TASK DESCRIPTION ▸
Lines containing the word "emoji" are the ones to copy from the records below.

%%

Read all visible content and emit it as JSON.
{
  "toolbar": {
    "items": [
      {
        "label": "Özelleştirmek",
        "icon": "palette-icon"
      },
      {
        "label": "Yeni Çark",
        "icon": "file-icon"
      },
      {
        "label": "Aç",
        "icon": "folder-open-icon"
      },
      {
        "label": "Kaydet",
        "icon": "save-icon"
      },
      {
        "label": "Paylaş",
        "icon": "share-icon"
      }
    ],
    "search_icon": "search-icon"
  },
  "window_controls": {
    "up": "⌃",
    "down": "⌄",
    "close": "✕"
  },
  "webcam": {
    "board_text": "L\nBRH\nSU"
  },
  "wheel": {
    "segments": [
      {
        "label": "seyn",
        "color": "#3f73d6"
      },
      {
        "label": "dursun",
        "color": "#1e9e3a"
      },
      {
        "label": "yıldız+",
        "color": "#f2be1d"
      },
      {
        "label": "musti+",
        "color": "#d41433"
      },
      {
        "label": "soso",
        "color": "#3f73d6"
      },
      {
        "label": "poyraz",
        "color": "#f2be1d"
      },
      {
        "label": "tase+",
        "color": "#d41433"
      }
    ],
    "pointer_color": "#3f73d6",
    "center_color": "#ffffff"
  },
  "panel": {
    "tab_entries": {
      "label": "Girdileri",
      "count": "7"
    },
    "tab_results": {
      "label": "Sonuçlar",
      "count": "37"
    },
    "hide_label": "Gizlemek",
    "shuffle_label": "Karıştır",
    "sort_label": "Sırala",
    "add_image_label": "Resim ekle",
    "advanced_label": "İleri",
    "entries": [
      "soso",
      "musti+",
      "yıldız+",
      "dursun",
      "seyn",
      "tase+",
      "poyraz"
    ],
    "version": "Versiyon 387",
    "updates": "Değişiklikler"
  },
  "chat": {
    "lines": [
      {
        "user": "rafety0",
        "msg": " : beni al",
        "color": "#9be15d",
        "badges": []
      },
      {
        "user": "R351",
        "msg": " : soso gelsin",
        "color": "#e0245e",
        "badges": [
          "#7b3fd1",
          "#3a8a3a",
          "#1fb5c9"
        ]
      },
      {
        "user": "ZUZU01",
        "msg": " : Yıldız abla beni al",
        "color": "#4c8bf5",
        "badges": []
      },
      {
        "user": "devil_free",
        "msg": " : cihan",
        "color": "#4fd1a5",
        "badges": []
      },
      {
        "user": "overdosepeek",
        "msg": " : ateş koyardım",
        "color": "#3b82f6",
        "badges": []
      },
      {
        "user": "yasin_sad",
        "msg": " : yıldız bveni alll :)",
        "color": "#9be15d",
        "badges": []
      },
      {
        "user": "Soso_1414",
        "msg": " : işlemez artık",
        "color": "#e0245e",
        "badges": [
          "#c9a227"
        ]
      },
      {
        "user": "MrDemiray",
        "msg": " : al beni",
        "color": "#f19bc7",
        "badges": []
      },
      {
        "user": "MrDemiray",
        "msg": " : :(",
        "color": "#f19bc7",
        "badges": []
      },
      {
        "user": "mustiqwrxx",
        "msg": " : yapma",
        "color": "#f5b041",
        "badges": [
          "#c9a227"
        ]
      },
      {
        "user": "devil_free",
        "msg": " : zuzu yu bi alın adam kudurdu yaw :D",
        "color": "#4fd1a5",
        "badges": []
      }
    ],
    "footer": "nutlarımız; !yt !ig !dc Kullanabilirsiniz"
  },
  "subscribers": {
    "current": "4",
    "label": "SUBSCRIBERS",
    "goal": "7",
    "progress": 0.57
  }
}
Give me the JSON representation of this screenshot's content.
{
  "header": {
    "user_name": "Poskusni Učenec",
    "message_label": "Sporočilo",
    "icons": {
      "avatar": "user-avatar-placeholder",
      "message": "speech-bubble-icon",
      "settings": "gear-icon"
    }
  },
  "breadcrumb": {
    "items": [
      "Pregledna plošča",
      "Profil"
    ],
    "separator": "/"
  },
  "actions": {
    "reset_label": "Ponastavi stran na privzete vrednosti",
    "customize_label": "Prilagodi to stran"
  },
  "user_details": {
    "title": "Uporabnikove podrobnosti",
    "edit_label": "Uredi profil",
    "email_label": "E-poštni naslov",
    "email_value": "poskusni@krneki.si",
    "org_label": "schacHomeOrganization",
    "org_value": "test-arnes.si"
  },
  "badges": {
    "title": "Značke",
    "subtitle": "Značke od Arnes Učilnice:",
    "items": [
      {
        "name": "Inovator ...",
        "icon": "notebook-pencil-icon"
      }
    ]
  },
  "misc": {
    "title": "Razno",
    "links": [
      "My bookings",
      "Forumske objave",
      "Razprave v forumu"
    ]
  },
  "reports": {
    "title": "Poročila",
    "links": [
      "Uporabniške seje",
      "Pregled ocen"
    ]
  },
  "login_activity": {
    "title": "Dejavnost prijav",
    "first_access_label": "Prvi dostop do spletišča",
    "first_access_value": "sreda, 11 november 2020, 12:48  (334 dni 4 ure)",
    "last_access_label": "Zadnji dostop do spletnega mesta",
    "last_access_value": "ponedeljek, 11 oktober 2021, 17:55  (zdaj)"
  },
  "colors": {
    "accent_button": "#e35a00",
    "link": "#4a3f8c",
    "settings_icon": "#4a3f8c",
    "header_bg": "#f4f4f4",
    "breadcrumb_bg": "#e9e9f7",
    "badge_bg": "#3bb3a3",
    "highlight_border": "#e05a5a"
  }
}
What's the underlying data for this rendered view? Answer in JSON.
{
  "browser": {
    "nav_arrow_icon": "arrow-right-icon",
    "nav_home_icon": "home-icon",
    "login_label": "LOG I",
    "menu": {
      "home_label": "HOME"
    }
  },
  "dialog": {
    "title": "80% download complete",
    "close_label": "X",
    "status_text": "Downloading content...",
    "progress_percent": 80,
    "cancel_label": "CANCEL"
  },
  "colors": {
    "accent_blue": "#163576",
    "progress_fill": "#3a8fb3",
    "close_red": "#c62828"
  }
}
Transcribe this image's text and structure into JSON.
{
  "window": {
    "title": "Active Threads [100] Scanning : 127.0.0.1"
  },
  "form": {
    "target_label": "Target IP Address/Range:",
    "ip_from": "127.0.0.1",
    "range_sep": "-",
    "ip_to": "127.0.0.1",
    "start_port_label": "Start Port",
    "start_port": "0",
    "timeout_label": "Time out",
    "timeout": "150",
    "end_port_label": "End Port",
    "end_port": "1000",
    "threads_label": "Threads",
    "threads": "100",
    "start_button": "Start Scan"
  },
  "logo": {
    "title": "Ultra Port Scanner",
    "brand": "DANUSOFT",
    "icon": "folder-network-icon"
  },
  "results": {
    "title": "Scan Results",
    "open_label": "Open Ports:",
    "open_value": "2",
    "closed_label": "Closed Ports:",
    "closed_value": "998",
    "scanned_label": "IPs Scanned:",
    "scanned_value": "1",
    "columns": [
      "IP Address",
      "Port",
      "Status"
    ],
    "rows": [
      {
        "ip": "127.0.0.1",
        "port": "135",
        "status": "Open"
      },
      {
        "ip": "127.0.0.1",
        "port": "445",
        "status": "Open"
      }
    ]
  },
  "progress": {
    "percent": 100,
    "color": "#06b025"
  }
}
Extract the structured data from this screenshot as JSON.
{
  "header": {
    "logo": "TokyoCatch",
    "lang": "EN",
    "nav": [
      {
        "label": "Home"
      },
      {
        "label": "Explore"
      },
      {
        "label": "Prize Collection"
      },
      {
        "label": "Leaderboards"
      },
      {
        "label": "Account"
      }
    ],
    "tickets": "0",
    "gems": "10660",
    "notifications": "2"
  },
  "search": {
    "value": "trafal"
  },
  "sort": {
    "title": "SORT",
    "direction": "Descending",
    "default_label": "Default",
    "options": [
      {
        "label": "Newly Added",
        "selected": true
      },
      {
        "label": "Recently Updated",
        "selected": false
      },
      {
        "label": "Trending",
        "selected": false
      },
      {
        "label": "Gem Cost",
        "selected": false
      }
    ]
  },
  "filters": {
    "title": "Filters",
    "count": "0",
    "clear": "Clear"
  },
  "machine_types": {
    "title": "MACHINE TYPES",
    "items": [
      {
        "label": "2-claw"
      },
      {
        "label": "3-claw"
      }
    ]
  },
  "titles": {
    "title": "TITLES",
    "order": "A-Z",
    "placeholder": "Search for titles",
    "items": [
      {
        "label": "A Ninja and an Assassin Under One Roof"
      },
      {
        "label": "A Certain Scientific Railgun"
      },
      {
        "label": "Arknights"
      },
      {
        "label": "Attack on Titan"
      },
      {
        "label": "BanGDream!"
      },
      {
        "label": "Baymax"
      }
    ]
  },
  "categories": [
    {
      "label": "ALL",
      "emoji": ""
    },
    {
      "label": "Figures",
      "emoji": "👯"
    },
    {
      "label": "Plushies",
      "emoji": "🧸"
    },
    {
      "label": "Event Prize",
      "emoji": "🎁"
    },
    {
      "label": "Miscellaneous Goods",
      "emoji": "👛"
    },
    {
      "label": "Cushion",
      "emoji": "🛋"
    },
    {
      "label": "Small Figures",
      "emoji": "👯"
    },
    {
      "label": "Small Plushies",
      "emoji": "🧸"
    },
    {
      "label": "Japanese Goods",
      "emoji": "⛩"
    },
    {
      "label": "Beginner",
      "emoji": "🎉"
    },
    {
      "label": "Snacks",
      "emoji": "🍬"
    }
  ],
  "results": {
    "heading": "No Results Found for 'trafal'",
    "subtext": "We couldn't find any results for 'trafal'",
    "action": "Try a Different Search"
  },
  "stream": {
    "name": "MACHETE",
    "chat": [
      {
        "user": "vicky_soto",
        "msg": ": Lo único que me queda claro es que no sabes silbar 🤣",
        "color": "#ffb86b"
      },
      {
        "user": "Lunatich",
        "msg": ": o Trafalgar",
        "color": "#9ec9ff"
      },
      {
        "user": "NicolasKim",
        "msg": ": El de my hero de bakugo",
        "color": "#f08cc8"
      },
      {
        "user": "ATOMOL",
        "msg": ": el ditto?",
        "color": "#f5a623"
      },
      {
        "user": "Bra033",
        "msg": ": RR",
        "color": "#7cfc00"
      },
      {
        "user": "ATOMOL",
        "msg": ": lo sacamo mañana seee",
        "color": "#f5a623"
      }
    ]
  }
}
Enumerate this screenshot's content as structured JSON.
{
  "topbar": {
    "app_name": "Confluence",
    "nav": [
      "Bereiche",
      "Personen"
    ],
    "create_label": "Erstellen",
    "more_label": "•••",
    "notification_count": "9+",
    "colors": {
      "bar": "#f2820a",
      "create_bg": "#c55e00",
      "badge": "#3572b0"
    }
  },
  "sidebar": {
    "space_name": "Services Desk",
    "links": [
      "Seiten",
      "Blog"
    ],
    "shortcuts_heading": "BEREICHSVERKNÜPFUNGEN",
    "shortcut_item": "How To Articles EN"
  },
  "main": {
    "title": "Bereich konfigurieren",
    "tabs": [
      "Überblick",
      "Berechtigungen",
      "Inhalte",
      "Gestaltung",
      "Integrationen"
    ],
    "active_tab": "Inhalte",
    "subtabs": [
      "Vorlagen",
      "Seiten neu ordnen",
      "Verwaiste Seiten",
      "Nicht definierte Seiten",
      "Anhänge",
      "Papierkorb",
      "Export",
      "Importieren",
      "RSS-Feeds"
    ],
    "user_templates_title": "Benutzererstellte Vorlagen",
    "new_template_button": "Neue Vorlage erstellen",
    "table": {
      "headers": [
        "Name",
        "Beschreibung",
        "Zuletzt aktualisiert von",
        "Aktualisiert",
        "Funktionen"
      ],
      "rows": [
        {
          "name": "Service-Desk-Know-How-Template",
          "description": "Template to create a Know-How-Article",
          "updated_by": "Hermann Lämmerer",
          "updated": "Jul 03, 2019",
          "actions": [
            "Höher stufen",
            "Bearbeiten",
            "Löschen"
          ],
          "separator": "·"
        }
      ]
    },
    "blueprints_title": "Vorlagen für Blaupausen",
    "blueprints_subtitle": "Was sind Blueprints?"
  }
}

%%

SOLVED EXERCISE ▸
      "emoji": ""
      "emoji": "👯"
      "emoji": "🧸"
      "emoji": "🎁"
      "emoji": "👛"
      "emoji": "🛋"
      "emoji": "👯"
      "emoji": "🧸"
      "emoji": "⛩"
      "emoji": "🎉"
      "emoji": "🍬"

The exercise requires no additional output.